*EXERCISE INPUTS*.
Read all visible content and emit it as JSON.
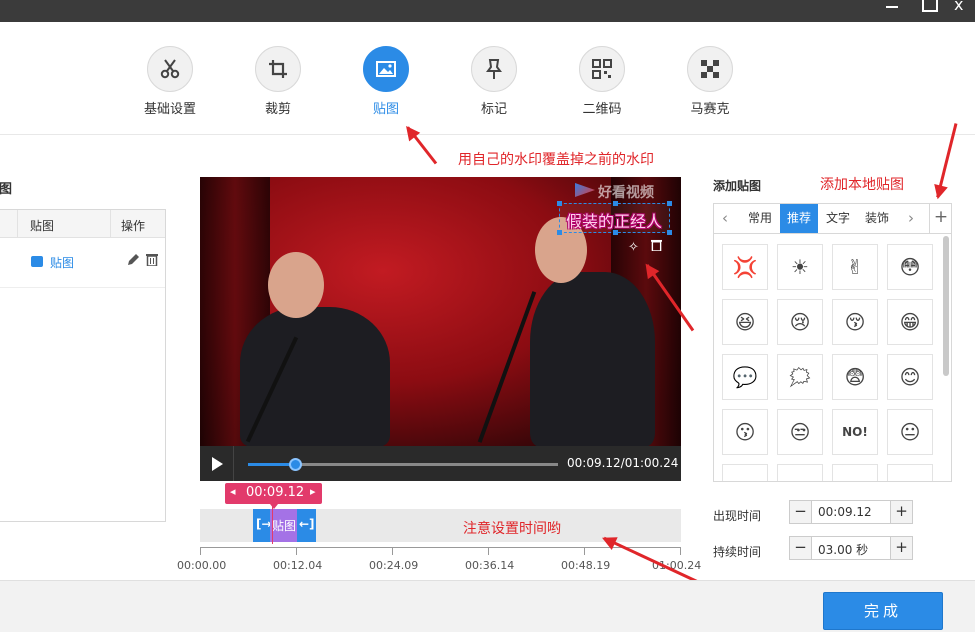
{
  "window": {
    "minimize_icon": "minimize-icon",
    "maximize_icon": "maximize-icon",
    "close_label": "x"
  },
  "toolbar": {
    "items": [
      {
        "label": "基础设置",
        "icon": "scissors-icon",
        "active": false
      },
      {
        "label": "裁剪",
        "icon": "crop-icon",
        "active": false
      },
      {
        "label": "贴图",
        "icon": "image-icon",
        "active": true
      },
      {
        "label": "标记",
        "icon": "pin-icon",
        "active": false
      },
      {
        "label": "二维码",
        "icon": "qrcode-icon",
        "active": false
      },
      {
        "label": "马赛克",
        "icon": "mosaic-icon",
        "active": false
      }
    ]
  },
  "left_panel": {
    "title": "贴图",
    "columns": [
      "贴图",
      "操作"
    ],
    "rows": [
      {
        "name": "贴图",
        "edit_icon": "pencil-icon",
        "delete_icon": "trash-icon"
      }
    ]
  },
  "video": {
    "watermark_text": "好看视频",
    "sticker_text": "假装的正经人",
    "current_time": "00:09.12",
    "total_time": "01:00.24",
    "time_display": "00:09.12/01:00.24",
    "progress": 0.15,
    "play_icon": "play-icon",
    "magic_icon": "magic-wand-icon",
    "delete_icon": "trash-icon"
  },
  "timeline": {
    "tag_time": "00:09.12",
    "clip_label": "贴图",
    "ticks": [
      "00:00.00",
      "00:12.04",
      "00:24.09",
      "00:36.14",
      "00:48.19",
      "01:00.24"
    ]
  },
  "right_panel": {
    "title": "添加贴图",
    "tabs": [
      "常用",
      "推荐",
      "文字",
      "装饰"
    ],
    "active_tab": "推荐",
    "add_label": "+",
    "appear_time_label": "出现时间",
    "appear_time_value": "00:09.12",
    "duration_label": "持续时间",
    "duration_value": "03.00 秒"
  },
  "stickers": [
    "💢",
    "☀",
    "✌",
    "😳",
    "😆",
    "😢",
    "😚",
    "😁",
    "💬",
    "🗯",
    "😨",
    "😊",
    "😗",
    "😒",
    "NO!",
    "😐"
  ],
  "annotations": {
    "cover_watermark": "用自己的水印覆盖掉之前的水印",
    "add_local": "添加本地贴图",
    "set_time": "注意设置时间哟"
  },
  "footer": {
    "done_label": "完成"
  },
  "colors": {
    "accent": "#2b8be6",
    "annotation": "#e0262a",
    "tag": "#e23a6b",
    "clip_mid": "#a472e6"
  }
}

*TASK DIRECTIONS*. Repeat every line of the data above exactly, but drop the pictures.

*ANSWER TO THIS PROBLEM*.
Read all visible content and emit it as JSON.
{
  "window": {
    "minimize_icon": "minimize-icon",
    "maximize_icon": "maximize-icon",
    "close_label": "x"
  },
  "toolbar": {
    "items": [
      {
        "label": "基础设置",
        "icon": "scissors-icon",
        "active": false
      },
      {
        "label": "裁剪",
        "icon": "crop-icon",
        "active": false
      },
      {
        "label": "贴图",
        "icon": "image-icon",
        "active": true
      },
      {
        "label": "标记",
        "icon": "pin-icon",
        "active": false
      },
      {
        "label": "二维码",
        "icon": "qrcode-icon",
        "active": false
      },
      {
        "label": "马赛克",
        "icon": "mosaic-icon",
        "active": false
      }
    ]
  },
  "left_panel": {
    "title": "贴图",
    "columns": [
      "贴图",
      "操作"
    ],
    "rows": [
      {
        "name": "贴图",
        "edit_icon": "pencil-icon",
        "delete_icon": "trash-icon"
      }
    ]
  },
  "video": {
    "watermark_text": "好看视频",
    "sticker_text": "假装的正经人",
    "current_time": "00:09.12",
    "total_time": "01:00.24",
    "time_display": "00:09.12/01:00.24",
    "progress": 0.15,
    "play_icon": "play-icon",
    "magic_icon": "magic-wand-icon",
    "delete_icon": "trash-icon"
  },
  "timeline": {
    "tag_time": "00:09.12",
    "clip_label": "贴图",
    "ticks": [
      "00:00.00",
      "00:12.04",
      "00:24.09",
      "00:36.14",
      "00:48.19",
      "01:00.24"
    ]
  },
  "right_panel": {
    "title": "添加贴图",
    "tabs": [
      "常用",
      "推荐",
      "文字",
      "装饰"
    ],
    "active_tab": "推荐",
    "add_label": "+",
    "appear_time_label": "出现时间",
    "appear_time_value": "00:09.12",
    "duration_label": "持续时间",
    "duration_value": "03.00 秒"
  },
  "stickers": [
    "💢",
    "☀",
    "✌",
    "😳",
    "😆",
    "😢",
    "😚",
    "😁",
    "💬",
    "🗯",
    "😨",
    "😊",
    "😗",
    "😒",
    "NO!",
    "😐"
  ],
  "annotations": {
    "cover_watermark": "用自己的水印覆盖掉之前的水印",
    "add_local": "添加本地贴图",
    "set_time": "注意设置时间哟"
  },
  "footer": {
    "done_label": "完成"
  },
  "colors": {
    "accent": "#2b8be6",
    "annotation": "#e0262a",
    "tag": "#e23a6b",
    "clip_mid": "#a472e6"
  }
}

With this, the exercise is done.